Sea ice is virtually the only means of transport for driftwood in the Arctic. Only with the help of this “conveyor belt”, trees – logged or naturally fallen in Russia’s Central Siberian region – could travel thousands of kilometers across the Arctic Ocean to islands and coasts on the other side. It is because wood only floats for about ten months and begins to sink as soon as it is waterlogged. In the Arctic, however, it freezes in the sea ice and thus cannot soak up water. Perhaps only after a few years it is released again with the melting of the sea ice and can be washed up on coasts as driftwood.
For the settlement and expansion of the Norse, driftwood on Iceland’s coasts was crucial and is an important part of Icelandic history. “It’s a cultural thing,” says Ólafur Eggertsson, a scientist with the Icelandic Forest Service and co-author of the study. “If it hadn’t been for the driftwood, people would have just not survived in Iceland.”

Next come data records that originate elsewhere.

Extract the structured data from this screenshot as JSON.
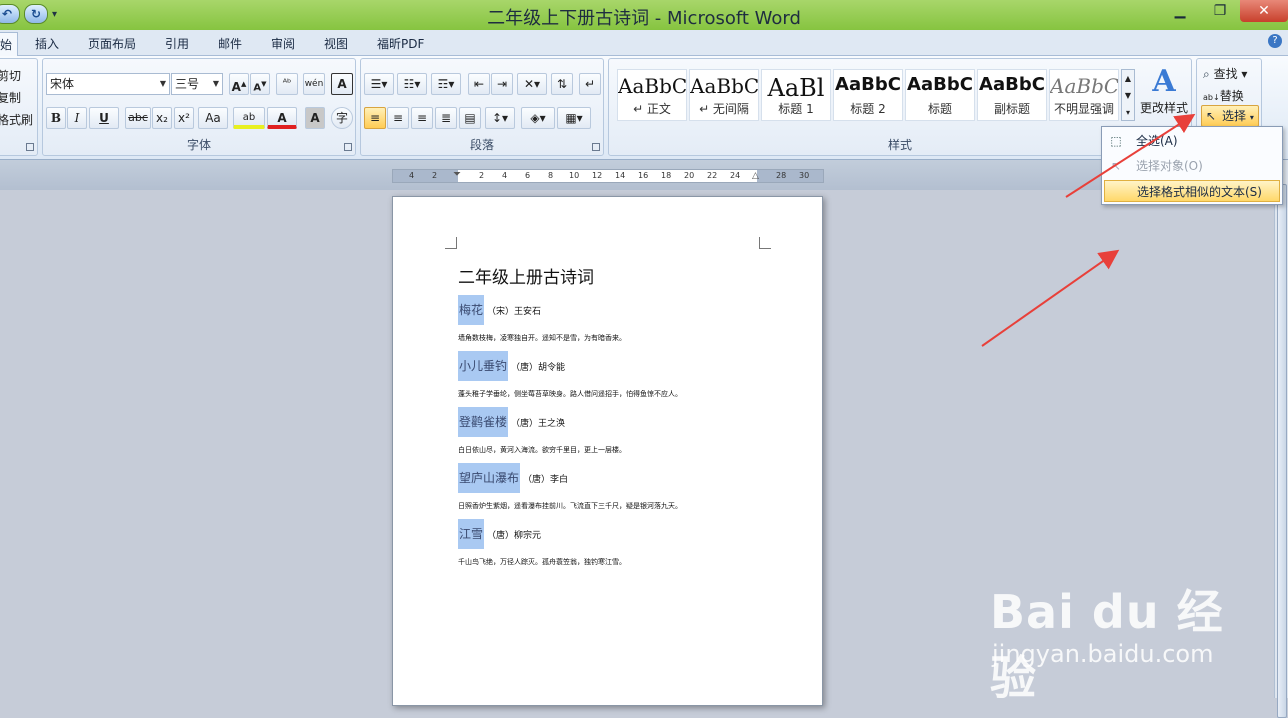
{
  "window": {
    "title": "二年级上下册古诗词 - Microsoft Word"
  },
  "qat": {
    "undo_icon": "undo-icon",
    "redo_icon": "redo-icon",
    "more": "▾"
  },
  "tabs": [
    {
      "label": "始",
      "active": true
    },
    {
      "label": "插入"
    },
    {
      "label": "页面布局"
    },
    {
      "label": "引用"
    },
    {
      "label": "邮件"
    },
    {
      "label": "审阅"
    },
    {
      "label": "视图"
    },
    {
      "label": "福昕PDF"
    }
  ],
  "clipboard": {
    "cut": "剪切",
    "copy": "复制",
    "format_painter": "格式刷"
  },
  "font": {
    "name": "宋体",
    "size": "三号",
    "group_label": "字体",
    "buttons": [
      "B",
      "I",
      "U",
      "abc",
      "x₂",
      "x²",
      "Aa"
    ]
  },
  "paragraph": {
    "group_label": "段落"
  },
  "styles": {
    "group_label": "样式",
    "tiles": [
      {
        "sample": "AaBbC",
        "name": "↵ 正文"
      },
      {
        "sample": "AaBbC",
        "name": "↵ 无间隔"
      },
      {
        "sample": "AaBl",
        "name": "标题 1"
      },
      {
        "sample": "AaBbC",
        "name": "标题 2"
      },
      {
        "sample": "AaBbC",
        "name": "标题"
      },
      {
        "sample": "AaBbC",
        "name": "副标题"
      },
      {
        "sample": "AaBbC",
        "name": "不明显强调"
      }
    ],
    "change_styles": "更改样式"
  },
  "editing": {
    "find": "查找",
    "replace": "替换",
    "select": "选择"
  },
  "select_menu": [
    {
      "label": "全选(A)",
      "state": "normal"
    },
    {
      "label": "选择对象(O)",
      "state": "disabled"
    },
    {
      "label": "选择格式相似的文本(S)",
      "state": "hover"
    }
  ],
  "ruler": {
    "ticks": [
      "4",
      "2",
      "2",
      "4",
      "6",
      "8",
      "10",
      "12",
      "14",
      "16",
      "18",
      "20",
      "22",
      "24",
      "28",
      "30"
    ]
  },
  "document": {
    "title": "二年级上册古诗词",
    "poems": [
      {
        "title": "梅花",
        "author": "（宋）王安石",
        "body": "墙角数枝梅，凌寒独自开。遥知不是雪，为有暗香来。"
      },
      {
        "title": "小儿垂钓",
        "author": "（唐）胡令能",
        "body": "蓬头稚子学垂纶，侧坐莓苔草映身。路人借问遥招手，怕得鱼惊不应人。"
      },
      {
        "title": "登鹳雀楼",
        "author": "（唐）王之涣",
        "body": "白日依山尽，黄河入海流。欲穷千里目，更上一层楼。"
      },
      {
        "title": "望庐山瀑布",
        "author": "（唐）李白",
        "body": "日照香炉生紫烟，遥看瀑布挂前川。飞流直下三千尺，疑是银河落九天。"
      },
      {
        "title": "江雪",
        "author": "（唐）柳宗元",
        "body": "千山鸟飞绝，万径人踪灭。孤舟蓑笠翁，独钓寒江雪。"
      }
    ]
  },
  "watermark": {
    "brand": "Bai du 经验",
    "url": "jingyan.baidu.com"
  },
  "colors": {
    "title_bar": "#86c440",
    "highlight": "#a9c9f2",
    "arrow": "#e8403a",
    "hover_item": "#ffd86a"
  }
}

However, the supply of driftwood to Iceland, as well as Greenland and Svalbard, could come to a halt in the next few decades. According to the study, an abrupt decline in driftwood began as early as the 1980s, and simulations of sea ice loss show that no more driftwood will reach Iceland by 2060.
“The take-home message [of] the paper is expected and has a value of providing a very clear signpost of what sea ice melt means for this material to be transported in the Arctic,” said Marc Macias-Fauria, a University of Oxford ecologist who focuses on cold environments and was not involved in the study.

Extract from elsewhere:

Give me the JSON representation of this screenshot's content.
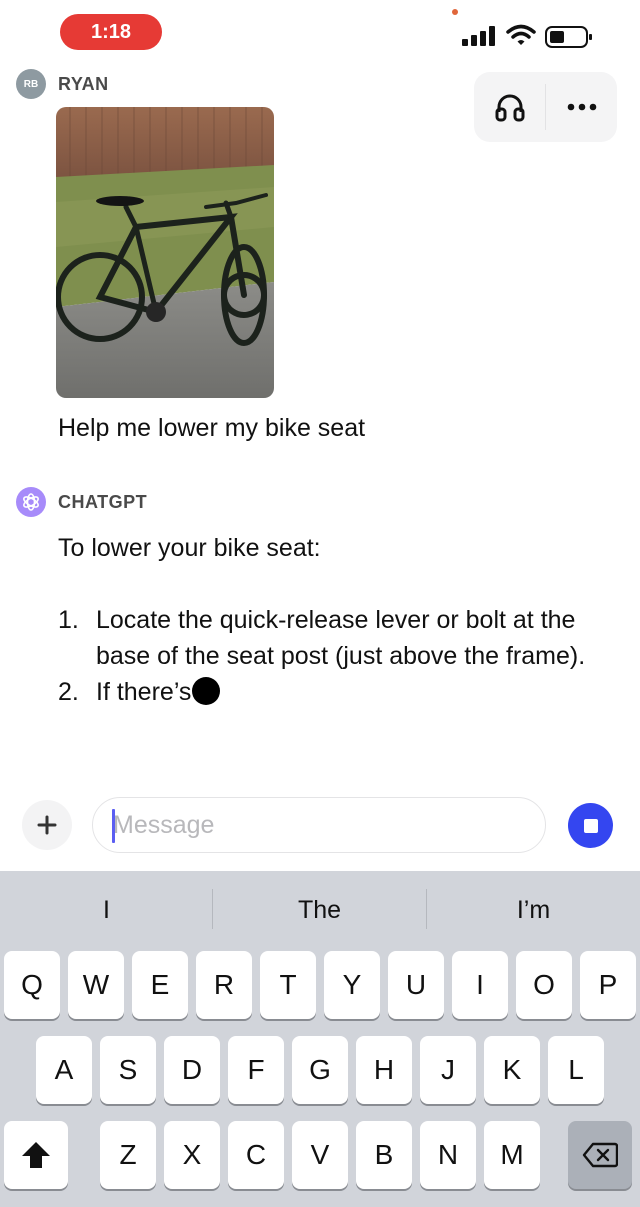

The research team also collected 289 samples of driftwood along Iceland’s northeast coast and identified the tree species under the microscope: pine, larch and spruce. They compared the tree rings to Eurasian tree ring records and found that 73 percent of the samples matched trees from Siberia.
The tree rings also revealed the decline in driftwood transport to Iceland in recent decades. Eighty percent of the samples had tree rings dated between 1922 and 1976, while 14 trees stopped growing in the 1980s. Only three samples were from the period after. The research team attributes this to disappearing sea ice.

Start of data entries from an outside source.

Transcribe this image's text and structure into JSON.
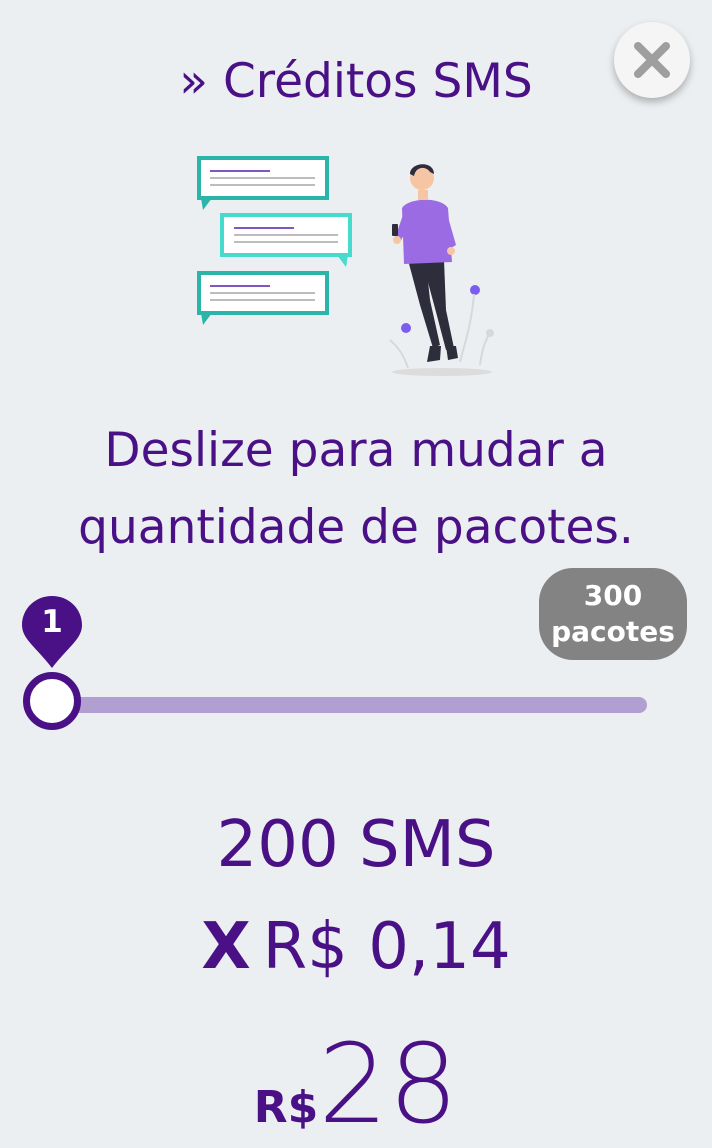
{
  "modal": {
    "title": "» Créditos SMS",
    "close_icon": "close-icon"
  },
  "instruction": {
    "line1": "Deslize para mudar a",
    "line2": "quantidade de pacotes."
  },
  "slider": {
    "current_value": "1",
    "min": 1,
    "max": 300,
    "value": 1,
    "max_label_number": "300",
    "max_label_unit": "pacotes"
  },
  "summary": {
    "sms_count": "200 SMS",
    "multiplier": "X",
    "unit_price": "R$ 0,14",
    "total_currency": "R$",
    "total_amount": "28"
  },
  "colors": {
    "primary": "#4A1187",
    "track": "#B29FD1",
    "badge": "#838383",
    "background": "#ECEFF1",
    "accent_teal": "#2BC4B6",
    "accent_purple": "#9B6BE3"
  }
}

Analysis also showed that 83 percent of the samples came from trees that had been cut down. The remaining 17 percent still had parts of the roots intact, indicating that they likely fell naturally before being transported to the Arctic Ocean via Siberian rivers.
For Icelanders, driftwood is not as important a source of wood as it once was, but they still use it for buildings, sculptures, to restore old churches and as a source of income, Eggertsson said.
With the loss of the driftwood, a significant part of Iceland’s history and culture would thus be lost.
Julia Hager, PolarJournal
Link to the study: Tomáš Kolář, Michal Rybníček, Ólafur Eggertsson et al. Predicted sea-ice loss will terminate Iceland’s driftwood supply by 2060 CE. Global and Planetary Change, Volume 213, 2022, 103834, https://doi.org/10.1016/j.gloplacha.2022.103834